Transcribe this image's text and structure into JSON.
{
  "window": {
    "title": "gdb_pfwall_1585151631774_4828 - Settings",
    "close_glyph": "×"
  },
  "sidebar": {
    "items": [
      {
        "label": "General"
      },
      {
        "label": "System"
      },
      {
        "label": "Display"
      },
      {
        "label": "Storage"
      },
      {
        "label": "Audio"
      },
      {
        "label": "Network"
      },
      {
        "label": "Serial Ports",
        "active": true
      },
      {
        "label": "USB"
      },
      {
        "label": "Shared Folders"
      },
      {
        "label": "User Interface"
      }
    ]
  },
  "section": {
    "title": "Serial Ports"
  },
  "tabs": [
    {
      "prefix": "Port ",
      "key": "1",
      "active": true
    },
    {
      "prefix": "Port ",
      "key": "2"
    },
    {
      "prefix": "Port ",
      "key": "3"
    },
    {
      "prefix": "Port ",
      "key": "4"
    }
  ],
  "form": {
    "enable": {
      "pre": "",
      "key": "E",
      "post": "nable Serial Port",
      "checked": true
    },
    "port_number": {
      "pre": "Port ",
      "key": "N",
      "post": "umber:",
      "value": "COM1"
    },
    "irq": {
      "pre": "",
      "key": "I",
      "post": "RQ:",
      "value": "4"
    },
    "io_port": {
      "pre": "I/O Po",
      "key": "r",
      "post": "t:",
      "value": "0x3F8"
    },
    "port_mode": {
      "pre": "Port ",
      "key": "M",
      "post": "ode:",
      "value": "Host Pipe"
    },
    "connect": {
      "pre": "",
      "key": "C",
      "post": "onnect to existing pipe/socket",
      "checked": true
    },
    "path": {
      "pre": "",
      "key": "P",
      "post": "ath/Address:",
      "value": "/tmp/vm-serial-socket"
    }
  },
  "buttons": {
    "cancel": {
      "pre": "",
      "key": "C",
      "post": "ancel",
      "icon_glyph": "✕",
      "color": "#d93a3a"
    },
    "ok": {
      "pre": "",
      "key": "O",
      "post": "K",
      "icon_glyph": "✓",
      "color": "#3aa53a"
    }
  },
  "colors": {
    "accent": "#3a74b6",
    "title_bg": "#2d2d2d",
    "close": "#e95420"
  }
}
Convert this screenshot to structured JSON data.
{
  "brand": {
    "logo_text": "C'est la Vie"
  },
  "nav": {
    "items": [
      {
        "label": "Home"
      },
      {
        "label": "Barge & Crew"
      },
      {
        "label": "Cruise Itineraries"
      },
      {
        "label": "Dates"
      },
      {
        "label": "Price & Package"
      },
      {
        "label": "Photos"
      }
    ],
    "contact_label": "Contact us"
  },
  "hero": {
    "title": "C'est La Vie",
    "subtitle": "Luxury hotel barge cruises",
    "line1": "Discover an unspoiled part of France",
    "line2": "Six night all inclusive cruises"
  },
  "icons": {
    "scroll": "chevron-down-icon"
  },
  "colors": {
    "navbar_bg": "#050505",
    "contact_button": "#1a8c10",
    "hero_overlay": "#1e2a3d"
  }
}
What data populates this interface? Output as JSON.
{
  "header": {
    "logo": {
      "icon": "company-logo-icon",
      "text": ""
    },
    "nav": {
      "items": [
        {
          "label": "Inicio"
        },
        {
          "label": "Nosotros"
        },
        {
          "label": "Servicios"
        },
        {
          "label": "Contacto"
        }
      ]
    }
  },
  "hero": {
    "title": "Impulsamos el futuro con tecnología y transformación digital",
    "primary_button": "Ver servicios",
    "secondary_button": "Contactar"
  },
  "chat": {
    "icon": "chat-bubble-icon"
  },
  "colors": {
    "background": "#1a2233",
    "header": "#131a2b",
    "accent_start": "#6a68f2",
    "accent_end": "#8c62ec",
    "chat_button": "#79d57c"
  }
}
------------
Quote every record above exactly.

Written answer -
Transcribe this image's text and structure into JSON.
{
  "window": {
    "title": "gdb_pfwall_1585151631774_4828 - Settings",
    "close_glyph": "×"
  },
  "sidebar": {
    "items": [
      {
        "label": "General"
      },
      {
        "label": "System"
      },
      {
        "label": "Display"
      },
      {
        "label": "Storage"
      },
      {
        "label": "Audio"
      },
      {
        "label": "Network"
      },
      {
        "label": "Serial Ports",
        "active": true
      },
      {
        "label": "USB"
      },
      {
        "label": "Shared Folders"
      },
      {
        "label": "User Interface"
      }
    ]
  },
  "section": {
    "title": "Serial Ports"
  },
  "tabs": [
    {
      "prefix": "Port ",
      "key": "1",
      "active": true
    },
    {
      "prefix": "Port ",
      "key": "2"
    },
    {
      "prefix": "Port ",
      "key": "3"
    },
    {
      "prefix": "Port ",
      "key": "4"
    }
  ],
  "form": {
    "enable": {
      "pre": "",
      "key": "E",
      "post": "nable Serial Port",
      "checked": true
    },
    "port_number": {
      "pre": "Port ",
      "key": "N",
      "post": "umber:",
      "value": "COM1"
    },
    "irq": {
      "pre": "",
      "key": "I",
      "post": "RQ:",
      "value": "4"
    },
    "io_port": {
      "pre": "I/O Po",
      "key": "r",
      "post": "t:",
      "value": "0x3F8"
    },
    "port_mode": {
      "pre": "Port ",
      "key": "M",
      "post": "ode:",
      "value": "Host Pipe"
    },
    "connect": {
      "pre": "",
      "key": "C",
      "post": "onnect to existing pipe/socket",
      "checked": true
    },
    "path": {
      "pre": "",
      "key": "P",
      "post": "ath/Address:",
      "value": "/tmp/vm-serial-socket"
    }
  },
  "buttons": {
    "cancel": {
      "pre": "",
      "key": "C",
      "post": "ancel",
      "icon_glyph": "✕",
      "color": "#d93a3a"
    },
    "ok": {
      "pre": "",
      "key": "O",
      "post": "K",
      "icon_glyph": "✓",
      "color": "#3aa53a"
    }
  },
  "colors": {
    "accent": "#3a74b6",
    "title_bg": "#2d2d2d",
    "close": "#e95420"
  }
}
Convert this screenshot to structured JSON data.
{
  "brand": {
    "logo_text": "C'est la Vie"
  },
  "nav": {
    "items": [
      {
        "label": "Home"
      },
      {
        "label": "Barge & Crew"
      },
      {
        "label": "Cruise Itineraries"
      },
      {
        "label": "Dates"
      },
      {
        "label": "Price & Package"
      },
      {
        "label": "Photos"
      }
    ],
    "contact_label": "Contact us"
  },
  "hero": {
    "title": "C'est La Vie",
    "subtitle": "Luxury hotel barge cruises",
    "line1": "Discover an unspoiled part of France",
    "line2": "Six night all inclusive cruises"
  },
  "icons": {
    "scroll": "chevron-down-icon"
  },
  "colors": {
    "navbar_bg": "#050505",
    "contact_button": "#1a8c10",
    "hero_overlay": "#1e2a3d"
  }
}
What data populates this interface? Output as JSON.
{
  "header": {
    "logo": {
      "icon": "company-logo-icon",
      "text": ""
    },
    "nav": {
      "items": [
        {
          "label": "Inicio"
        },
        {
          "label": "Nosotros"
        },
        {
          "label": "Servicios"
        },
        {
          "label": "Contacto"
        }
      ]
    }
  },
  "hero": {
    "title": "Impulsamos el futuro con tecnología y transformación digital",
    "primary_button": "Ver servicios",
    "secondary_button": "Contactar"
  },
  "chat": {
    "icon": "chat-bubble-icon"
  },
  "colors": {
    "background": "#1a2233",
    "header": "#131a2b",
    "accent_start": "#6a68f2",
    "accent_end": "#8c62ec",
    "chat_button": "#79d57c"
  }
}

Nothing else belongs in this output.